A lot of the silliness on May Day was the good kind of silly, the silliness that hurts no one and makes even a cold-hearted capitalist like me smile. Regardless of political affiliation, if you can’t grin at a couple of mimes pretending to be cops “frisking” bystanders, you need to lighten up a little. In the context of a protest like May Day, I don’t know how you define “success.” If the goal was to get any closer to any of OWS and co.’s demands—higher wages, more jobs, raising taxes on millionaires, relaxing immigration policy, legalizing pot and gay marriage, etc. etc. etc.—I doubt any of what happened yesterday helped anything. On the other hand, if you look at May Day as a kind of Leftist Pride Parade, not unlike Gay Pride events or New York’s Puerto Rico day, you can understand the marches as a big party that celebrates a shared identity. “Celebrates” being the key word.

Over the past several decades, America’s moved to the right thanks to a ruthless and fairly quiet conservative movement that won local elections, funded think tanks and media outlets, appointed judges, and won so much influence that today Democrats’ major policy proposals—cap and trade and the mandate that everyone buy health insurance—were originally Republican ideas that the ever-further-to-the-right GOP now denounces as socialism. (Maybe there’s a lesson there for OWSers trying to build a movement?) During that time, left-wingers have kind of dropped out of the public eye, to the point where most politicians enjoy being called “conservatives” or “moderates,” but never, ever “liberals.” What better way to get some positive mainstream attention for leftism and left-wing values than a day of chants, costumes, marches, and street fairs? Just like the Grinch, my heart has been forcibly warmed by the pure cheerfulness of the holiday. I hope this becomes a tradition, and look forward to May Day 2025, when a just-reunited Radiohead plays a show in Central Park, sponsored by Apple and Ben and Jerry’s.

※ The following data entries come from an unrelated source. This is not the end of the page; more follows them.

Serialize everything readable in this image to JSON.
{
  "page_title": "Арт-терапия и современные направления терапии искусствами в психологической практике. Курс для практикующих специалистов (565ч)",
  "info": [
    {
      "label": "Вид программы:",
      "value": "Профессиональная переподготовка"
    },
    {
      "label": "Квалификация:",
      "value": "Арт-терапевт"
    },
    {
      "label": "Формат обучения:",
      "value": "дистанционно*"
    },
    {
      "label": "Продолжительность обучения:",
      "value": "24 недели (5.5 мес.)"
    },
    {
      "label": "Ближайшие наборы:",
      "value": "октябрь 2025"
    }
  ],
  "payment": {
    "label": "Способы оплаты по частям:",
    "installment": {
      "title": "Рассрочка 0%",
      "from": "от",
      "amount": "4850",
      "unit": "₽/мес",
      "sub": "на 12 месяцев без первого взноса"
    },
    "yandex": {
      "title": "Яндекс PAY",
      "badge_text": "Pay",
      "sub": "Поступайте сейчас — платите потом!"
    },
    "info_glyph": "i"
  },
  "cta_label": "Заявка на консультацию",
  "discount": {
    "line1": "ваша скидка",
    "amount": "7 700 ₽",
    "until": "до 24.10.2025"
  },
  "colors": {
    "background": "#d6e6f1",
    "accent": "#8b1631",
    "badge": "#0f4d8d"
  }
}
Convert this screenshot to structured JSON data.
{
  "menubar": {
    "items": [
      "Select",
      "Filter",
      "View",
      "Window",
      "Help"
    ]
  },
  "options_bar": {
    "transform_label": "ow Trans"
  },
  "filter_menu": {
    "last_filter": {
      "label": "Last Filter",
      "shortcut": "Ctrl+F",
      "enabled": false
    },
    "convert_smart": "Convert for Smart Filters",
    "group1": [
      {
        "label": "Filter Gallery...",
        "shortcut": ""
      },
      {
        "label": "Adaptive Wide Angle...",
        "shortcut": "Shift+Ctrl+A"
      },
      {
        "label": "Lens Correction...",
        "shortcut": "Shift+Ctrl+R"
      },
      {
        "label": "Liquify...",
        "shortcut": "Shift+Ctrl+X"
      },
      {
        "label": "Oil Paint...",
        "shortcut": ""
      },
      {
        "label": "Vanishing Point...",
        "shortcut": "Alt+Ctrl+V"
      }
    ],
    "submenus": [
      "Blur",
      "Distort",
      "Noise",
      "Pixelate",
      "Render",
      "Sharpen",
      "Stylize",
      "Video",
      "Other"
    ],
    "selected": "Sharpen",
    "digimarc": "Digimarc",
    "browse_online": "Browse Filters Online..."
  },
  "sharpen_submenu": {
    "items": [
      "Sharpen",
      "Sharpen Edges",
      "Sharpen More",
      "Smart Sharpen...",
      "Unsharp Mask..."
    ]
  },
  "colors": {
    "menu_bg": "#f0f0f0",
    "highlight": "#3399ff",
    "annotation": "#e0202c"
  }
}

More May Day 2012:

May Day 2012: VICE Live Coverage

May Day Made My Day

@HCheadle